WHAT NEEDS TO BE DONE: In the listing, find every line that has the string "avatar" and copy it.

....

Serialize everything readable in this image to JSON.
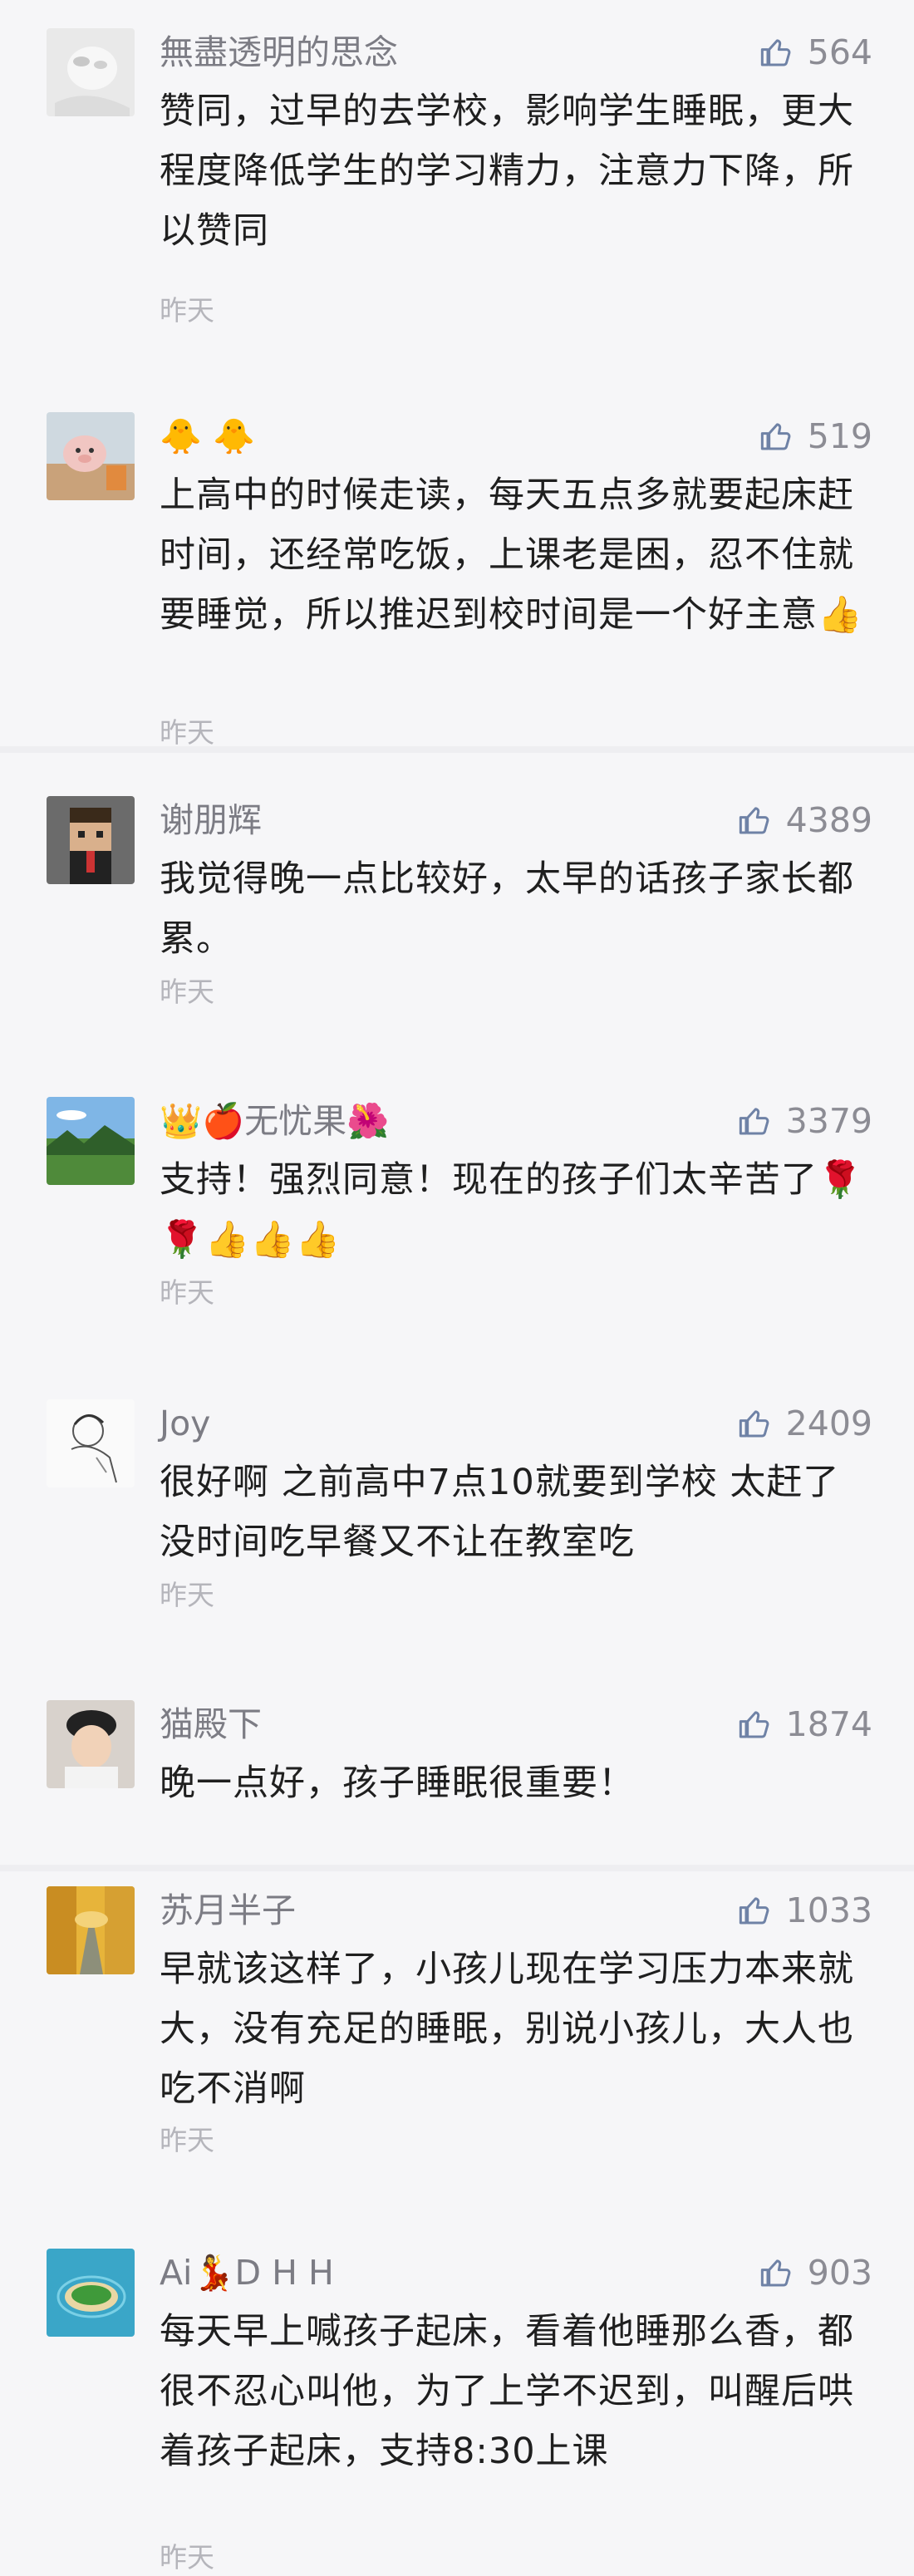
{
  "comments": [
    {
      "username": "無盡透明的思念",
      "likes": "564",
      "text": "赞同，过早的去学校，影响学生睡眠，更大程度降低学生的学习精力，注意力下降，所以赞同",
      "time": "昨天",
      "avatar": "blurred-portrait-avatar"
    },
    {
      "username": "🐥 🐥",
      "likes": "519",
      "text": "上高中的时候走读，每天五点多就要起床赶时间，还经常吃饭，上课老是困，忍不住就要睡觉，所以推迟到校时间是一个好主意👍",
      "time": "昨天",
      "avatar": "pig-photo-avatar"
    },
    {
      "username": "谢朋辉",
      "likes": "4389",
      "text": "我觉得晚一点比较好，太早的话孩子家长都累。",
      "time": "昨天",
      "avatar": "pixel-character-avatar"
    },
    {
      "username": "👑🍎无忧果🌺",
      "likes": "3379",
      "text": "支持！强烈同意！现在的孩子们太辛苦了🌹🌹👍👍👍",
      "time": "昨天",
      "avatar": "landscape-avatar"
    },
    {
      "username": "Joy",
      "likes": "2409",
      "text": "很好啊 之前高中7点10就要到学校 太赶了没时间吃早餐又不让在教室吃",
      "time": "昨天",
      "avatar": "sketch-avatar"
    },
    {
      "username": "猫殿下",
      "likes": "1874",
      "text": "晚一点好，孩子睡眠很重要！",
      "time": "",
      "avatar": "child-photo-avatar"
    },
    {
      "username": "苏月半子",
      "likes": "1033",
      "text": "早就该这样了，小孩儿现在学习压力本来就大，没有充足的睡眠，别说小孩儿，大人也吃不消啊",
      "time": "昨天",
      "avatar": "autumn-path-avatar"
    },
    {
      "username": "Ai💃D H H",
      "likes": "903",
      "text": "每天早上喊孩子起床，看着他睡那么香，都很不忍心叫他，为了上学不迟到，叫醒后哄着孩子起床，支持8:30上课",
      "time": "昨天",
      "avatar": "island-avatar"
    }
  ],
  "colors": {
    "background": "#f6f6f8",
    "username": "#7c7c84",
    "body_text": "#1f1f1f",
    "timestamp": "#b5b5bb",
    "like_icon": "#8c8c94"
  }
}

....

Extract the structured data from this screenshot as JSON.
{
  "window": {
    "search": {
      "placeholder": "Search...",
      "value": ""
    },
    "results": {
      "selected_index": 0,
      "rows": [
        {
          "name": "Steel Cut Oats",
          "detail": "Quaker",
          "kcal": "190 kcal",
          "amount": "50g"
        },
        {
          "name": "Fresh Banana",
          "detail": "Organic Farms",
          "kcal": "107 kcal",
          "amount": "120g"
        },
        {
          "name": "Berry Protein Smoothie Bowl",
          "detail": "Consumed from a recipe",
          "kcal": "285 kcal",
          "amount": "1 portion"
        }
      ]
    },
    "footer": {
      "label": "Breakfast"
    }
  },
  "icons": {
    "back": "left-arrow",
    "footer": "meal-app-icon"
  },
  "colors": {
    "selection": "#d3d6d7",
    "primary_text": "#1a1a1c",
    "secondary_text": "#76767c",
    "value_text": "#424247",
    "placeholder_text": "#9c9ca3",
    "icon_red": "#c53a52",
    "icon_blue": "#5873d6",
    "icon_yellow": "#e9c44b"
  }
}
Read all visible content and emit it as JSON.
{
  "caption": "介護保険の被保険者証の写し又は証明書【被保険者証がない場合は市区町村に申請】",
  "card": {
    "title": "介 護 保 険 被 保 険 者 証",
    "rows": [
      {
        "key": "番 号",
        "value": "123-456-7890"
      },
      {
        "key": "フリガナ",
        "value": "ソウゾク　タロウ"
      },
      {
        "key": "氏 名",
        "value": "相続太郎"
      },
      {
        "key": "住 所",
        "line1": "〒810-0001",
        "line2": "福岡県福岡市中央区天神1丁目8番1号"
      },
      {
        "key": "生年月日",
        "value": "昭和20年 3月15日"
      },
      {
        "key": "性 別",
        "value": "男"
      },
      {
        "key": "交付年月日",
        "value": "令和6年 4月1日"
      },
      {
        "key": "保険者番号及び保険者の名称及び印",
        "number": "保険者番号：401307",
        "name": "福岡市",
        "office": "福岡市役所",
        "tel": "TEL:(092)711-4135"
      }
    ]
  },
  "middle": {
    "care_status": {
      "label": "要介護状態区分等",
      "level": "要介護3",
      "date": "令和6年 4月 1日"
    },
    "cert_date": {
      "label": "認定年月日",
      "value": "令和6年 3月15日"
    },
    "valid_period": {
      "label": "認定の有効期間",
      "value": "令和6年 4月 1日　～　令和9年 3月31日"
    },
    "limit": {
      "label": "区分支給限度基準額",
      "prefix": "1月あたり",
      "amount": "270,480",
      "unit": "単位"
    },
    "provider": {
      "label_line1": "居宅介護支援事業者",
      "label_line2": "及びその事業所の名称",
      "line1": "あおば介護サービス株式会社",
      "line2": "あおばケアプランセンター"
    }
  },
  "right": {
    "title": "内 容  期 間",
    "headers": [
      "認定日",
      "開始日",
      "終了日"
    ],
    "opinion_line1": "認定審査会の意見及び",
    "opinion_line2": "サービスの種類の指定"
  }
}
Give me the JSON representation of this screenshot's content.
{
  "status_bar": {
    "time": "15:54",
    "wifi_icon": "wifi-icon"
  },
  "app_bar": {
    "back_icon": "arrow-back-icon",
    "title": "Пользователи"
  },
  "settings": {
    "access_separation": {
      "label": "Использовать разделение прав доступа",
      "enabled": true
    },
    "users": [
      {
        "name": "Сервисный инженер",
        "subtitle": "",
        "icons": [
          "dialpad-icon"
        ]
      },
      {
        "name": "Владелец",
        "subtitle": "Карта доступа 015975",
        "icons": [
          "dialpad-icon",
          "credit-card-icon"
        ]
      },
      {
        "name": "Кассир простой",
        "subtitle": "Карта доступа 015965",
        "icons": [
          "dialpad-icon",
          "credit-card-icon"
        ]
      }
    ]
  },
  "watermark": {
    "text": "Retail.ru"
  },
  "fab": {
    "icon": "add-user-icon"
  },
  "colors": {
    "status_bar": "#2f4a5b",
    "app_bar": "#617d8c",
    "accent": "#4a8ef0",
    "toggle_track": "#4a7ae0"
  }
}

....

EXPECTED ANSWER:
      "avatar": "blurred-portrait-avatar"
      "avatar": "pig-photo-avatar"
      "avatar": "pixel-character-avatar"
      "avatar": "landscape-avatar"
      "avatar": "sketch-avatar"
      "avatar": "child-photo-avatar"
      "avatar": "autumn-path-avatar"
      "avatar": "island-avatar"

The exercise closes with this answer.